Quilting the Quilt
We are now ready to quilt our quilt! If you missed last month, check it out here:
We have planned two months to quilt your top. So take your time and don't stress it! We'll be back in December to talk about binding.
Before we talk about our quilting plan, I first want to touch on ways to make quilting on your domestic machine easier. Keep in mind that ultimately it just takes practice, but a few tips in your set up will make it possible to move your quilt freely and keep your quilting smoother on your regular sewing machine.
Quilting on Your Domestic Sewing Machine
Tip 1: Extend your Quilting space
First off, the way you set up your space can make a big difference. The key here is to create as much flat space as possible. If you have an extended plate for your sewing machine or can drop your machine into your table, definitely take advantage of those. In addition, extend your table top if you can. You can use a folding table behind or to the side of your sewing machine table to easily make it bigger. If you have a really small sewing table or space, moving to your dining table might be a better option. The goal is to keep the weight of your quilt supported as much as possible. As soon as it starts hanging over an edge, you are fighting gravity and edges of tables and going to create a huge amount of drag and make it very difficult to move the quilt around smoothly.
Tip 2: Use Quilting Gloves
I'm all about budget quilting and only buying tools you'll use over and over and let me tell you, if you quilt on your regular sewing machine very often, you'll use quilting gloves a lot. I recommend them for all of my beginner free motion quilting classes. They provide just enough extra grip that makes maneuvering your quilt so much easier. If you are on a super tight budget, even dollar store gardening gloves will make a difference. However, if you can get official gloves I highly recommend them as they usually have a much nicer fit.
Tip 3: Start in the Middle of your Quilt
When quilting on my domestic sewing machine, I always start in the middle. This allows me to be constantly working my way towards the edge of the quilt, preventing puckers and also means I'll only ever have half of the quilt underneath the throat of the machine. For this particular quilt, that means I'm going to roll up the sides and quilt the flying geese first. After I've finished the middle section, I'll unroll one half and work in quadrants finishing each section, again working from the center out. I much prefer to work extra fabric out of the machine as opposed to pushing more into the throat. You'll find as you quilt your quilt it's much stiffer and harder to shove and move around. Keeping quilted section moving away from the sewing machine keeps things simpler.

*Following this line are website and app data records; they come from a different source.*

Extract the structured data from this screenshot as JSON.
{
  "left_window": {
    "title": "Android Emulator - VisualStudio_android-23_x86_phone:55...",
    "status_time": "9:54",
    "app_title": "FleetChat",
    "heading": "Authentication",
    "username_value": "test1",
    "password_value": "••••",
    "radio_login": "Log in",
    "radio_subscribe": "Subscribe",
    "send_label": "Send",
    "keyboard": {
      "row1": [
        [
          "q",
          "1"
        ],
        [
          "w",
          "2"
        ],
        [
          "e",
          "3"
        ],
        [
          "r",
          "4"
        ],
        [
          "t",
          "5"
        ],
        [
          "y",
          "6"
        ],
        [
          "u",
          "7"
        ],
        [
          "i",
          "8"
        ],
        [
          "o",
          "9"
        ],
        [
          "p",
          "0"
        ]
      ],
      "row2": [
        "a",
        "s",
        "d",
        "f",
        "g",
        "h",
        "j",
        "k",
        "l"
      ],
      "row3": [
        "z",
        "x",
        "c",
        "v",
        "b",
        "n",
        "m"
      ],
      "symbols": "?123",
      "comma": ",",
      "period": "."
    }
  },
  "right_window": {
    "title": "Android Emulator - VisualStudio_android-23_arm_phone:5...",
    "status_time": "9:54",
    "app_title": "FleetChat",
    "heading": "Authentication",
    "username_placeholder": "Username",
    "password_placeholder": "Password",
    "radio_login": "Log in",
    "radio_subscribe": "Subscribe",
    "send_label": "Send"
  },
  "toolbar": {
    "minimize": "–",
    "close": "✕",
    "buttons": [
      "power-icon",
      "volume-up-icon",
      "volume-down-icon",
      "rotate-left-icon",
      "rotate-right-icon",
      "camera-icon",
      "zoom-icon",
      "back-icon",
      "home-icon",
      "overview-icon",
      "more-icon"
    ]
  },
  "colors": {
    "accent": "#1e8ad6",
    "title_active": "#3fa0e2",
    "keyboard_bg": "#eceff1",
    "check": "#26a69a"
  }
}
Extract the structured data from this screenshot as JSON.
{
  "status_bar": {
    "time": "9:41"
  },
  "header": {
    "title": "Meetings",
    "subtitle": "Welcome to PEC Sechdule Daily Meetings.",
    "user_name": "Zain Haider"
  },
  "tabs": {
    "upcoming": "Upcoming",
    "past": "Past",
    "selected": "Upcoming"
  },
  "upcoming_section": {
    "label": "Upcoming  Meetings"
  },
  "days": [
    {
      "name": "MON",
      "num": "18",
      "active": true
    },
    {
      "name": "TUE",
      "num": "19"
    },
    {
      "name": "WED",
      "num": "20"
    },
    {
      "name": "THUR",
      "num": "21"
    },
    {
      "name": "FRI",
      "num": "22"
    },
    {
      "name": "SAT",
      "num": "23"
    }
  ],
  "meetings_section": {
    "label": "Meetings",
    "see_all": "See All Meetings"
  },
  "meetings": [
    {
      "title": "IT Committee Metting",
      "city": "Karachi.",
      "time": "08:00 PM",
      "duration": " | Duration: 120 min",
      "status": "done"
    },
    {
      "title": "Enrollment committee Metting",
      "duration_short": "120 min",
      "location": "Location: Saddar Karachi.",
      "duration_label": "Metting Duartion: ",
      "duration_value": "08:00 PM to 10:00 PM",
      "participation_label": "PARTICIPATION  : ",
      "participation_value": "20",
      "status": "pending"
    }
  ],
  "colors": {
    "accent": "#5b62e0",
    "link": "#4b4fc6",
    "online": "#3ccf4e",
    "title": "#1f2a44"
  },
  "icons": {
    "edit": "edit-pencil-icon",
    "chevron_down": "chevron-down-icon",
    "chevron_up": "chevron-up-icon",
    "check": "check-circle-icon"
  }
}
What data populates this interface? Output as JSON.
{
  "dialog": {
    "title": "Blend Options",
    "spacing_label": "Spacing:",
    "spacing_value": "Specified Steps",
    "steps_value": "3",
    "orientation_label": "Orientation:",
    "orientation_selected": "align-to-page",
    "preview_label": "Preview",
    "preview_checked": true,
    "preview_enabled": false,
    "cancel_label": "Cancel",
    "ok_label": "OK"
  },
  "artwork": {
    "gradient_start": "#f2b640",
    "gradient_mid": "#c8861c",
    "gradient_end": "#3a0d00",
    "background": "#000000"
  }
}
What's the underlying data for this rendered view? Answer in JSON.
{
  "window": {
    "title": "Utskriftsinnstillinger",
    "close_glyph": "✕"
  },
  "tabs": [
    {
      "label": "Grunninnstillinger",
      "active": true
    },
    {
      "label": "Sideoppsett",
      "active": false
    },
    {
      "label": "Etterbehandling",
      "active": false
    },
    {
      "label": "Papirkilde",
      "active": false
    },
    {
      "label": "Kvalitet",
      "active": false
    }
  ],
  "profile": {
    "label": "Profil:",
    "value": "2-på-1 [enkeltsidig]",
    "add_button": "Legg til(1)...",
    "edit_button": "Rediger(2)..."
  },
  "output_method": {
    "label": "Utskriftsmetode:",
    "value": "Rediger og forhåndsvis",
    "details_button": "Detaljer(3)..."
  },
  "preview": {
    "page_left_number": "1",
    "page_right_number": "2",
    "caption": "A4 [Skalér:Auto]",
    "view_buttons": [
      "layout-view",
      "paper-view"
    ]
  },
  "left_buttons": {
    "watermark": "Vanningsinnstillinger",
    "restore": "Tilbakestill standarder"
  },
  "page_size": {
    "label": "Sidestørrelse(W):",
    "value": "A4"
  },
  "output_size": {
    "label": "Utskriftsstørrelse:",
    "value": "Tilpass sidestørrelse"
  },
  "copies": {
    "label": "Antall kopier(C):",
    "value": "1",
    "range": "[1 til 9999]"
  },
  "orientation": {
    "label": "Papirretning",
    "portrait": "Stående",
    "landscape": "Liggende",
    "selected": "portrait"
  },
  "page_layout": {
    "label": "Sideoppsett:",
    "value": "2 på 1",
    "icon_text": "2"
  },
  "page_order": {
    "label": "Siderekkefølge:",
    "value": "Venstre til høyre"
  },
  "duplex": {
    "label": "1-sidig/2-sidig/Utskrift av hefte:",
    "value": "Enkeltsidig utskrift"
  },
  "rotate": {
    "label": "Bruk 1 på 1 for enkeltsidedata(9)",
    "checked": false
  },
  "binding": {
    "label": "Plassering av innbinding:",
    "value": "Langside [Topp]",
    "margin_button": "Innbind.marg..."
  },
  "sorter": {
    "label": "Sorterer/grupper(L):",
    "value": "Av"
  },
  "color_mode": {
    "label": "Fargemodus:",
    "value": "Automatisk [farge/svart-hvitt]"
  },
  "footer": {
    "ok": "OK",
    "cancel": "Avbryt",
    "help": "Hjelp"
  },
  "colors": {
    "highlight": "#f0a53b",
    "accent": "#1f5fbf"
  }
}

Tip 4: Use your Shoulder
If you are quilting across the width or length of the quilt, roll it up and throw it over your shoulder. Move it down off your shoulder as you work your way along the quilt. Everything we are doing is to try and reduce drag. Eliminate drag and you'll find everything smooths out and quilts much nicer.
Mystery Quilt Quilting Plan
Now it's time to decide how we want to quilt it!
I've shared lots of different motifs and ideas, so if you need more inspiration, don't hesitate to go back to other blog posts and see what you can find
For this quilt, I've created a fun, modern quilting plan that focuses on accenting the piecing and shapes we've already created.